_Task instructions_
Each entry that follows is to be duplicated exactly, without its images.
─── Exercise inputs ───
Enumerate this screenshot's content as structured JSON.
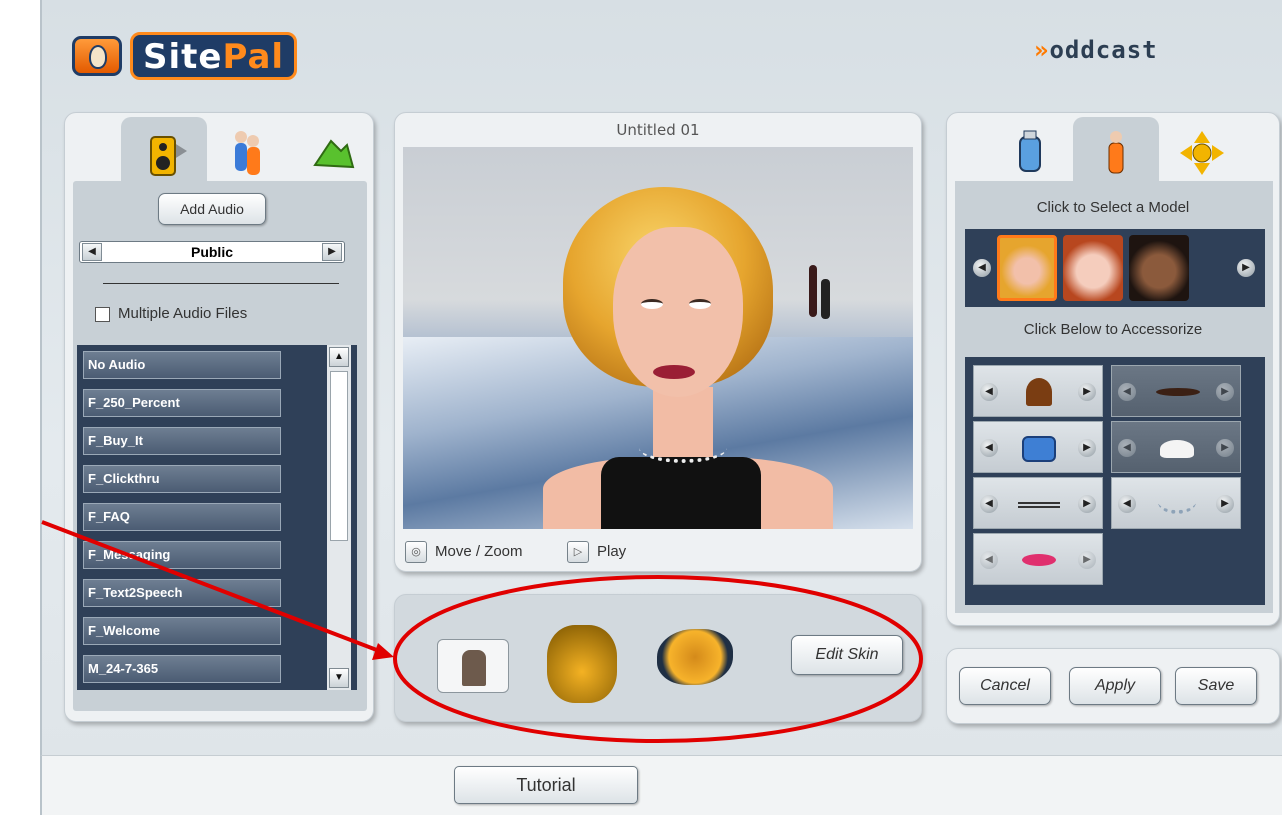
{
  "logo": {
    "text_a": "Site",
    "text_b": "Pal"
  },
  "brand": {
    "oddcast": "oddcast"
  },
  "left_panel": {
    "tabs": [
      {
        "name": "audio-tab",
        "icon": "speaker-icon"
      },
      {
        "name": "voice-tab",
        "icon": "people-icon"
      },
      {
        "name": "background-tab",
        "icon": "mountain-icon"
      }
    ],
    "add_audio_label": "Add Audio",
    "folder": {
      "value": "Public",
      "prev": "◀",
      "next": "▶"
    },
    "multiple_audio_label": "Multiple Audio Files",
    "audio_items": [
      "No Audio",
      "F_250_Percent",
      "F_Buy_It",
      "F_Clickthru",
      "F_FAQ",
      "F_Messaging",
      "F_Text2Speech",
      "F_Welcome",
      "M_24-7-365"
    ],
    "scroll_up": "▲",
    "scroll_down": "▼"
  },
  "stage": {
    "title": "Untitled 01",
    "move_zoom_label": "Move / Zoom",
    "play_label": "Play",
    "move_zoom_icon": "move-zoom-icon",
    "play_icon": "play-icon"
  },
  "skin": {
    "edit_skin_label": "Edit Skin"
  },
  "right_panel": {
    "select_model_label": "Click to Select a Model",
    "accessorize_label": "Click Below to Accessorize",
    "arrow_left": "◀",
    "arrow_right": "▶",
    "accessories": [
      "hair",
      "mustache",
      "shirt",
      "cap",
      "glasses",
      "necklace",
      "lips"
    ]
  },
  "actions": {
    "cancel_label": "Cancel",
    "apply_label": "Apply",
    "save_label": "Save"
  },
  "footer": {
    "tutorial_label": "Tutorial"
  },
  "colors": {
    "accent": "#ff8a1c",
    "panel_dark": "#2f4058",
    "annotation": "#e00000"
  }
}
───
_Answer for this exercise_
Enumerate this screenshot's content as structured JSON.
{
  "logo": {
    "text_a": "Site",
    "text_b": "Pal"
  },
  "brand": {
    "oddcast": "oddcast"
  },
  "left_panel": {
    "tabs": [
      {
        "name": "audio-tab",
        "icon": "speaker-icon"
      },
      {
        "name": "voice-tab",
        "icon": "people-icon"
      },
      {
        "name": "background-tab",
        "icon": "mountain-icon"
      }
    ],
    "add_audio_label": "Add Audio",
    "folder": {
      "value": "Public",
      "prev": "◀",
      "next": "▶"
    },
    "multiple_audio_label": "Multiple Audio Files",
    "audio_items": [
      "No Audio",
      "F_250_Percent",
      "F_Buy_It",
      "F_Clickthru",
      "F_FAQ",
      "F_Messaging",
      "F_Text2Speech",
      "F_Welcome",
      "M_24-7-365"
    ],
    "scroll_up": "▲",
    "scroll_down": "▼"
  },
  "stage": {
    "title": "Untitled 01",
    "move_zoom_label": "Move / Zoom",
    "play_label": "Play",
    "move_zoom_icon": "move-zoom-icon",
    "play_icon": "play-icon"
  },
  "skin": {
    "edit_skin_label": "Edit Skin"
  },
  "right_panel": {
    "select_model_label": "Click to Select a Model",
    "accessorize_label": "Click Below to Accessorize",
    "arrow_left": "◀",
    "arrow_right": "▶",
    "accessories": [
      "hair",
      "mustache",
      "shirt",
      "cap",
      "glasses",
      "necklace",
      "lips"
    ]
  },
  "actions": {
    "cancel_label": "Cancel",
    "apply_label": "Apply",
    "save_label": "Save"
  },
  "footer": {
    "tutorial_label": "Tutorial"
  },
  "colors": {
    "accent": "#ff8a1c",
    "panel_dark": "#2f4058",
    "annotation": "#e00000"
  }
}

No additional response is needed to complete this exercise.